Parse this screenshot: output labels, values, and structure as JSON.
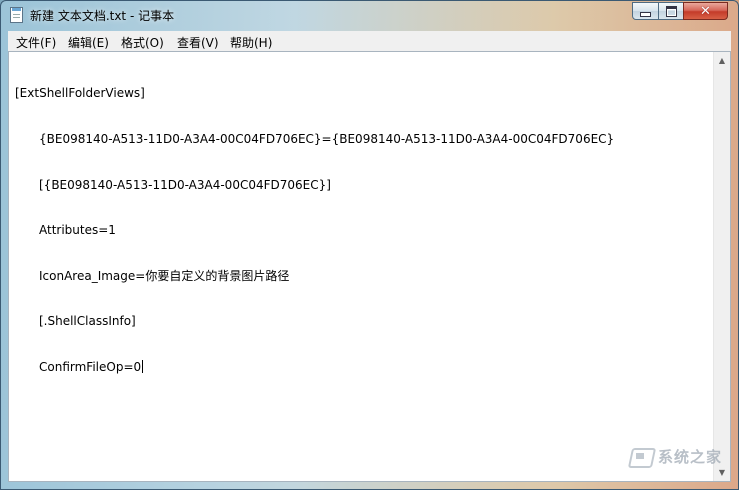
{
  "window": {
    "title": "新建 文本文档.txt - 记事本"
  },
  "menu": {
    "items": [
      {
        "label": "文件(F)"
      },
      {
        "label": "编辑(E)"
      },
      {
        "label": "格式(O)"
      },
      {
        "label": "查看(V)"
      },
      {
        "label": "帮助(H)"
      }
    ]
  },
  "editor": {
    "lines": [
      "[ExtShellFolderViews]",
      "{BE098140-A513-11D0-A3A4-00C04FD706EC}={BE098140-A513-11D0-A3A4-00C04FD706EC}",
      "[{BE098140-A513-11D0-A3A4-00C04FD706EC}]",
      "Attributes=1",
      "IconArea_Image=你要自定义的背景图片路径",
      "[.ShellClassInfo]",
      "ConfirmFileOp=0"
    ]
  },
  "watermark": {
    "text": "系统之家"
  },
  "icons": {
    "app": "notepad-icon",
    "minimize": "minimize-icon",
    "maximize": "maximize-icon",
    "close": "close-icon",
    "scroll_up": "arrow-up-icon",
    "scroll_down": "arrow-down-icon"
  }
}
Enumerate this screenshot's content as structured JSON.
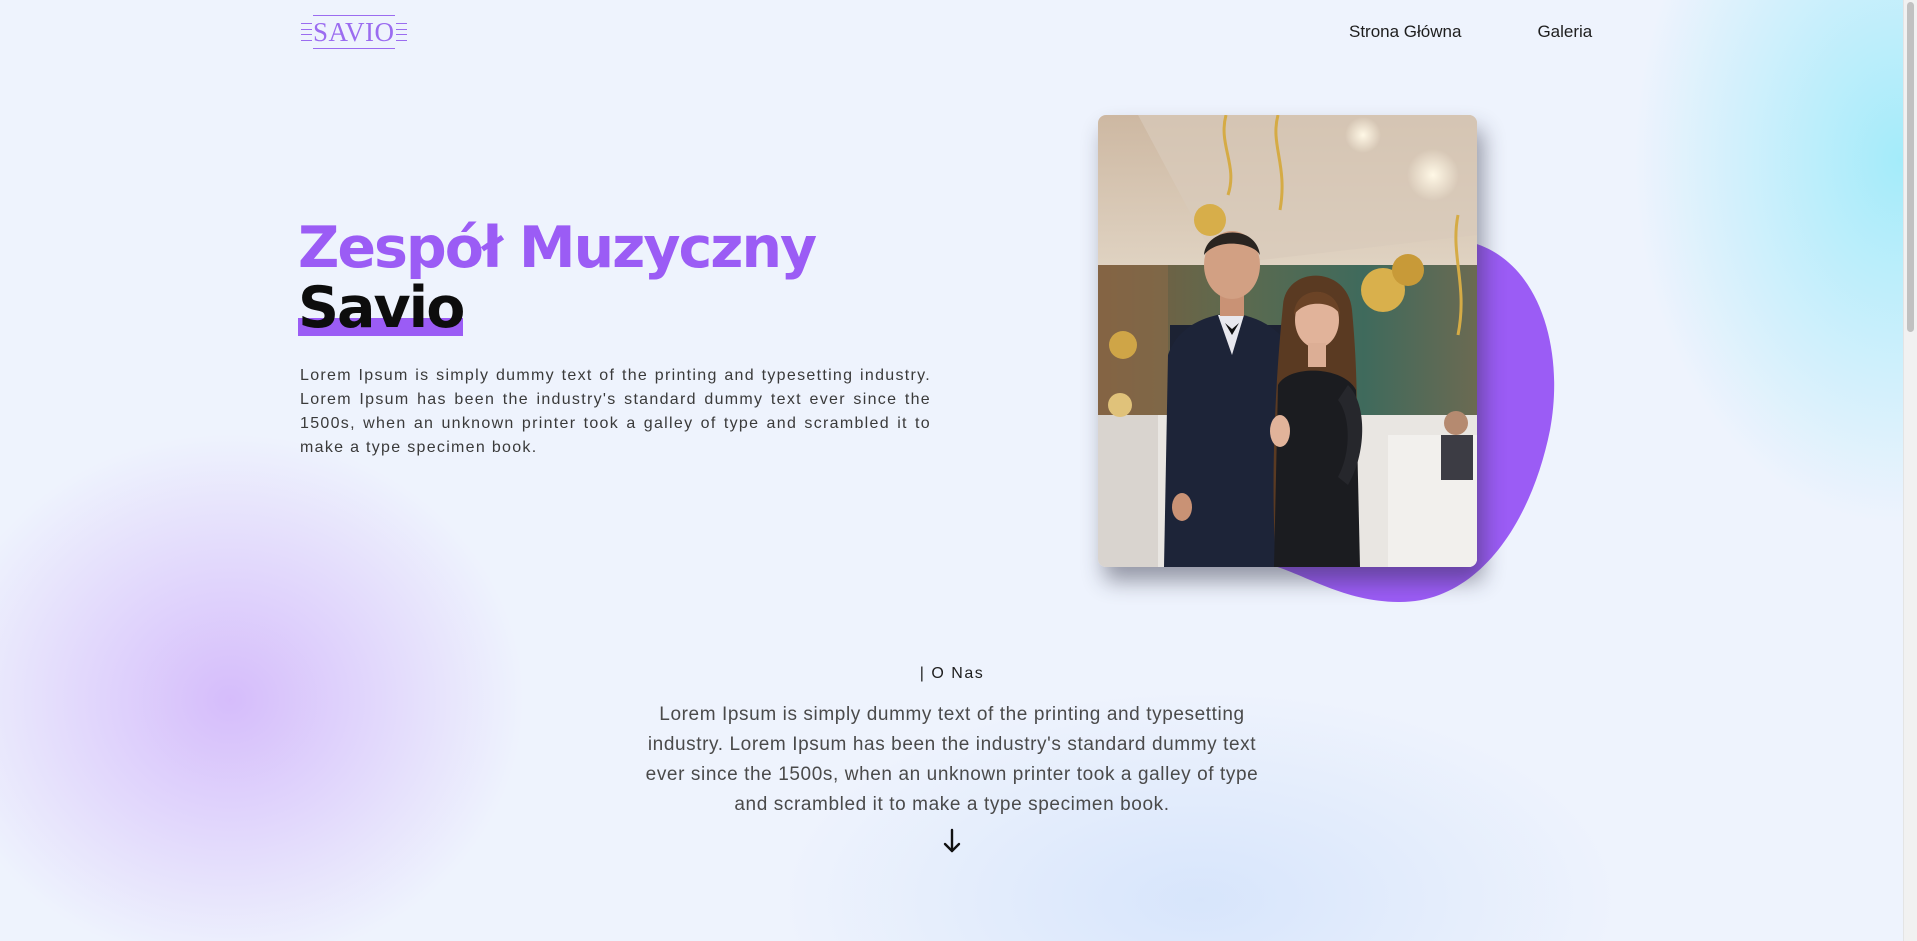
{
  "header": {
    "logo_text": "SAVIO",
    "nav": [
      {
        "label": "Strona Główna"
      },
      {
        "label": "Galeria"
      }
    ]
  },
  "hero": {
    "title_line1": "Zespół Muzyczny",
    "title_line2": "Savio",
    "description": "Lorem Ipsum is simply dummy text of the printing and typesetting industry. Lorem Ipsum has been the industry's standard dummy text ever since the 1500s, when an unknown printer took a galley of type and scrambled it to make a type specimen book."
  },
  "about": {
    "heading": "| O Nas",
    "text": "Lorem Ipsum is simply dummy text of the printing and typesetting industry. Lorem Ipsum has been the industry's standard dummy text ever since the 1500s, when an unknown printer took a galley of type and scrambled it to make a type specimen book.",
    "scroll_icon": "arrow-down-icon"
  },
  "colors": {
    "accent": "#9b5cf5",
    "logo": "#9b6cf0",
    "background": "#eef3fd"
  }
}
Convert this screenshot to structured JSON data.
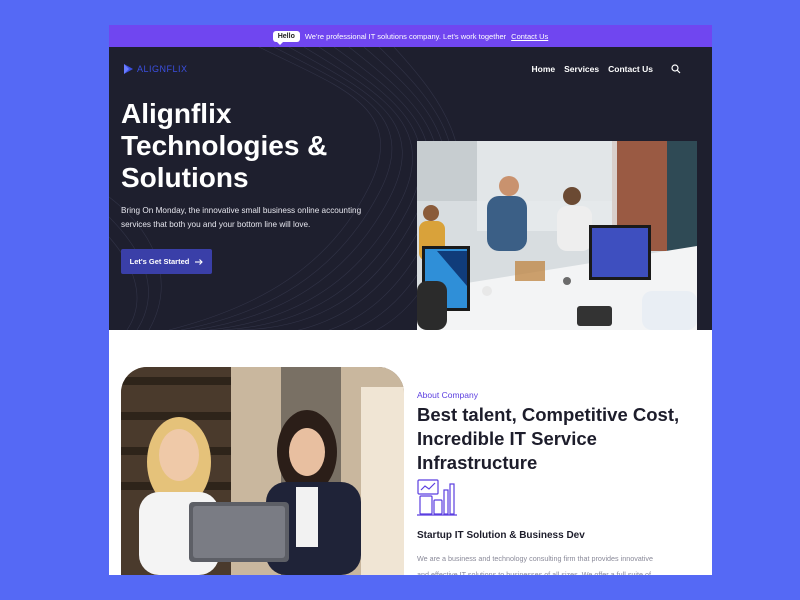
{
  "topbar": {
    "badge": "Hello",
    "message": "We're professional IT solutions company. Let's work together",
    "link": "Contact Us"
  },
  "header": {
    "logo_text": "ALIGNFLIX",
    "nav": [
      "Home",
      "Services",
      "Contact Us"
    ],
    "search_icon": "search-icon"
  },
  "hero": {
    "title": "Alignflix Technologies & Solutions",
    "subtitle": "Bring On Monday, the innovative small business online accounting services that both you and your bottom line will love.",
    "cta_label": "Let's Get Started",
    "cta_icon": "arrow-right-icon"
  },
  "about": {
    "eyebrow": "About Company",
    "heading": "Best talent, Competitive Cost, Incredible IT Service Infrastructure",
    "subheading": "Startup IT Solution & Business Dev",
    "description": "We are a business and technology consulting firm that provides innovative and effective IT solutions to businesses of all sizes. We offer a full suite of"
  },
  "colors": {
    "background": "#5569f5",
    "topbar": "#7046f0",
    "hero_bg": "#1e1f2e",
    "cta_bg": "#3a3fa8",
    "accent": "#5b3ee0"
  }
}
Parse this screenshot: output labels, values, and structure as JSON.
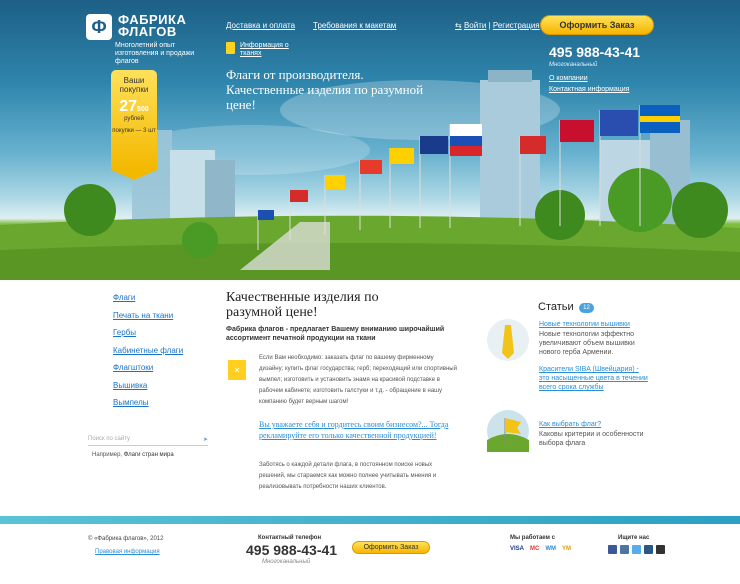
{
  "header": {
    "logo_mark": "Ф",
    "logo_title_1": "ФАБРИКА",
    "logo_title_2": "ФЛАГОВ",
    "logo_tagline": "Многолетний опыт изготовления и продажи флагов",
    "nav": [
      "Доставка и оплата",
      "Требования к макетам"
    ],
    "login": "Войти",
    "register": "Регистрация",
    "order_button": "Оформить Заказ",
    "phone": "495 988-43-41",
    "phone_note": "Многоканальный",
    "about_link": "О компании",
    "contact_link": "Контактная информация",
    "info_link": "Информация о тканях",
    "slogan": "Флаги от производителя. Качественные изделия по разумной цене!"
  },
  "cart": {
    "label": "Ваши покупки",
    "amount": "27",
    "amount_small": "500",
    "currency": "рублей",
    "items": "покупки — 3 шт"
  },
  "sidebar": {
    "items": [
      "Флаги",
      "Печать на ткани",
      "Гербы",
      "Кабинетные флаги",
      "Флагштоки",
      "Вышивка",
      "Вымпелы"
    ],
    "search_placeholder": "Поиск по сайту",
    "example_label": "Например,",
    "example_link": "Флаги стран мира"
  },
  "main": {
    "title": "Качественные изделия по разумной цене!",
    "intro": "Фабрика флагов - предлагает Вашему вниманию широчайший ассортимент печатной продукции на ткани",
    "paragraph1": "Если Вам необходимо: заказать флаг по вашему фирменному дизайну; купить флаг государства; герб; переходящий или спортивный вымпел; изготовить и установить знамя на красивой подставке в рабочем кабинете; изготовить галстуки и т.д. - обращение в нашу компанию будет верным шагом!",
    "quote": "Вы уважаете себя и гордитесь своим бизнесом?... Тогда рекламируйте его только качественной продукцией!",
    "paragraph2": "Заботясь о каждой детали флага, в постоянном поиске новых решений, мы стараемся как можно полнее учитывать мнения и реализовывать потребности наших клиентов."
  },
  "articles": {
    "title": "Статьи",
    "count": "12",
    "items": [
      {
        "link": "Новые технологии вышивки",
        "text": "Новые технологии эффектно увеличивают объем вышивки нового герба Армении.",
        "extra": "Красители SIBA (Швейцария) - это насыщенные цвета в течении всего срока службы"
      },
      {
        "link": "Как выбрать флаг?",
        "text": "Каковы критерии и особенности выбора флага"
      }
    ]
  },
  "footer": {
    "copyright": "© «Фабрика флагов», 2012",
    "legal": "Правовая информация",
    "phone_label": "Контактный телефон",
    "phone": "495 988-43-41",
    "phone_note": "Многоканальный",
    "order_button": "Оформить Заказ",
    "work_with": "Мы работаем с",
    "payments": [
      "VISA",
      "MC",
      "WM",
      "YM"
    ],
    "find_us": "Ищите нас"
  },
  "colors": {
    "accent": "#f7b500",
    "link": "#1a73c8",
    "sky": "#1d5f86",
    "grass": "#6aa72f"
  }
}
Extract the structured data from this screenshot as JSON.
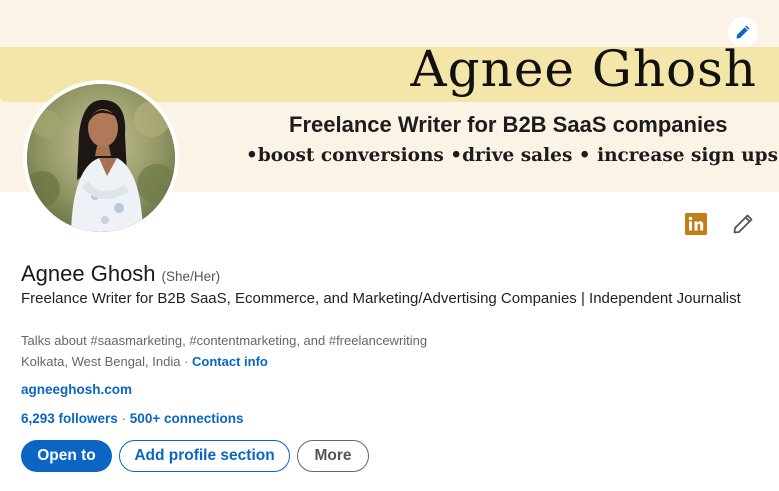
{
  "banner": {
    "name": "Agnee Ghosh",
    "tagline": "Freelance Writer for B2B SaaS companies",
    "bullets": "•boost conversions •drive sales • increase sign ups"
  },
  "profile": {
    "name": "Agnee Ghosh",
    "pronouns": "(She/Her)",
    "headline": "Freelance Writer for B2B SaaS, Ecommerce, and Marketing/Advertising Companies | Independent Journalist",
    "talks_about": "Talks about #saasmarketing, #contentmarketing, and #freelancewriting",
    "location": "Kolkata, West Bengal, India",
    "location_sep": " · ",
    "contact_info": "Contact info",
    "website": "agneeghosh.com",
    "followers": "6,293 followers",
    "connections_sep": " · ",
    "connections": "500+ connections"
  },
  "actions": {
    "open_to": "Open to",
    "add_section": "Add profile section",
    "more": "More"
  },
  "colors": {
    "accent": "#0a66c2",
    "banner_bg": "#fbf4e6",
    "banner_stripe": "#f4e5a9",
    "linkedin_badge": "#c37d16"
  },
  "icons": {
    "edit_cover": "pencil-icon",
    "linkedin": "linkedin-icon",
    "edit_intro": "pencil-icon"
  }
}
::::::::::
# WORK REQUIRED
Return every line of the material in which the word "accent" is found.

# SOLVED PROBLEM
    "accent": "#9b5cf5",
    "accent": "#5b3ee0"
    "accent": "#f7b500",
    "accent": "#0a66c2",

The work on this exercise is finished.